Norwest Venture Partners’ Dr. Robert Mittendorff works weekends in a San Francisco hospital
An emergency room physician for the past 12 years, Dr. Robert Mittendorff joined Norwest Venture Partners eight years ago as a healthcare investor; the firm invests in a number of healthcare startups, including Talkspace, which raised a $50 million Series D last year, and TigerConnect.
As the COVID-19 pandemic spreads, Mittendorff is spending his weekdays with portfolio companies and weekends working with Kaiser Permanente in San Francisco. While he notes that his medical colleagues are “bearing the brunt” of the pandemic by working full time, we wanted to hear from someone who has a foot in both the investing and the healthcare world right now.
In this interview, he discusses what he’s learned from both roles, how it has influenced his healthcare investments, and offers his predictions regarding which companies will fare the best in the future.

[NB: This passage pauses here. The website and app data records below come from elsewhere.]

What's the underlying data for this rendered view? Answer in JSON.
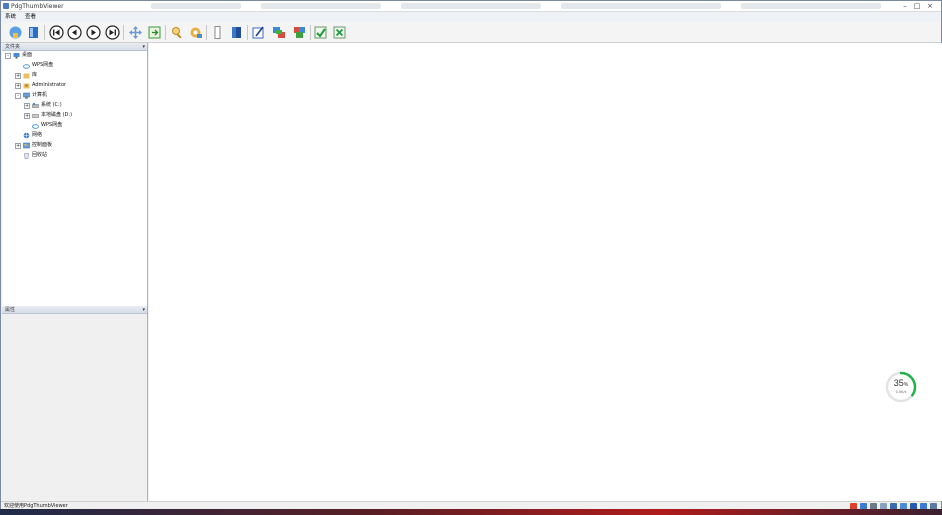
{
  "window": {
    "title": "PdgThumbViewer"
  },
  "menu": {
    "items": [
      "系统",
      "查看"
    ]
  },
  "toolbar": {
    "buttons": [
      "open-icon",
      "book-icon",
      "first-page-icon",
      "prev-page-icon",
      "next-page-icon",
      "last-page-icon",
      "move-icon",
      "export-icon",
      "search-icon",
      "settings-icon",
      "bookmark-icon",
      "book-stack-icon",
      "edit-icon",
      "convert-icon",
      "merge-icon",
      "check-icon",
      "close-icon"
    ]
  },
  "tree": {
    "header": "文件夹",
    "items": [
      {
        "label": "桌面",
        "icon": "desktop-icon",
        "expander": "-"
      },
      {
        "label": "WPS网盘",
        "icon": "cloud-icon",
        "expander": ""
      },
      {
        "label": "库",
        "icon": "library-icon",
        "expander": "+"
      },
      {
        "label": "Administrator",
        "icon": "user-icon",
        "expander": "+"
      },
      {
        "label": "计算机",
        "icon": "computer-icon",
        "expander": "-"
      },
      {
        "label": "系统 (C:)",
        "icon": "drive-icon",
        "expander": "+"
      },
      {
        "label": "本地磁盘 (D:)",
        "icon": "drive-icon",
        "expander": "+"
      },
      {
        "label": "WPS网盘",
        "icon": "cloud-icon",
        "expander": ""
      },
      {
        "label": "网络",
        "icon": "network-icon",
        "expander": ""
      },
      {
        "label": "控制面板",
        "icon": "control-panel-icon",
        "expander": "+"
      },
      {
        "label": "回收站",
        "icon": "recycle-bin-icon",
        "expander": ""
      }
    ]
  },
  "lower_pane": {
    "header": "属性"
  },
  "status": {
    "text": "欢迎使用PdgThumbViewer"
  },
  "gauge": {
    "percent": 35,
    "value": "35",
    "unit": "%",
    "sub": "0.5K/s"
  },
  "colors": {
    "gauge_ring": "#22b24c",
    "taskbar_accent": "#b01c1c"
  }
}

This interview has been edited for length and clarity.
TechCrunch: How did you get to where you are today?
Dr. Robert Mittendorff: So, my journey to being a venture capitalist at Norwest and investing in healthcare companies as well as an emergency physician was really a parallel set of paths that overlapped and that cross every once in a while and now usually on a daily basis.
I started off life as a biomedical engineer really focused on wanting to be on the side of innovation and on the development of technologies to help human health. I knew early on that I wanted to be on the business side [of that], but it was important for me to understand and really be deeply in touch with what it was like to be a provider.
The journey started out going to engineering school, medical school, and then business school in the middle of medical school. I trained at Stanford, which really exposed me to county hospitals, which are probably going to be the more challenging situations as the weeks go on here, and then to Kaiser Permanente. And then, of course, Stanford, I was exposed to San Francisco General and then the Santa Clara Valley Hospital. I always practice part-time following up so it’s been 12 years as an attending, practicing part-time as an emergency physician.
In the venture space I saw an opportunity to really help select entrepreneurs and markets to grow them to a higher impact state.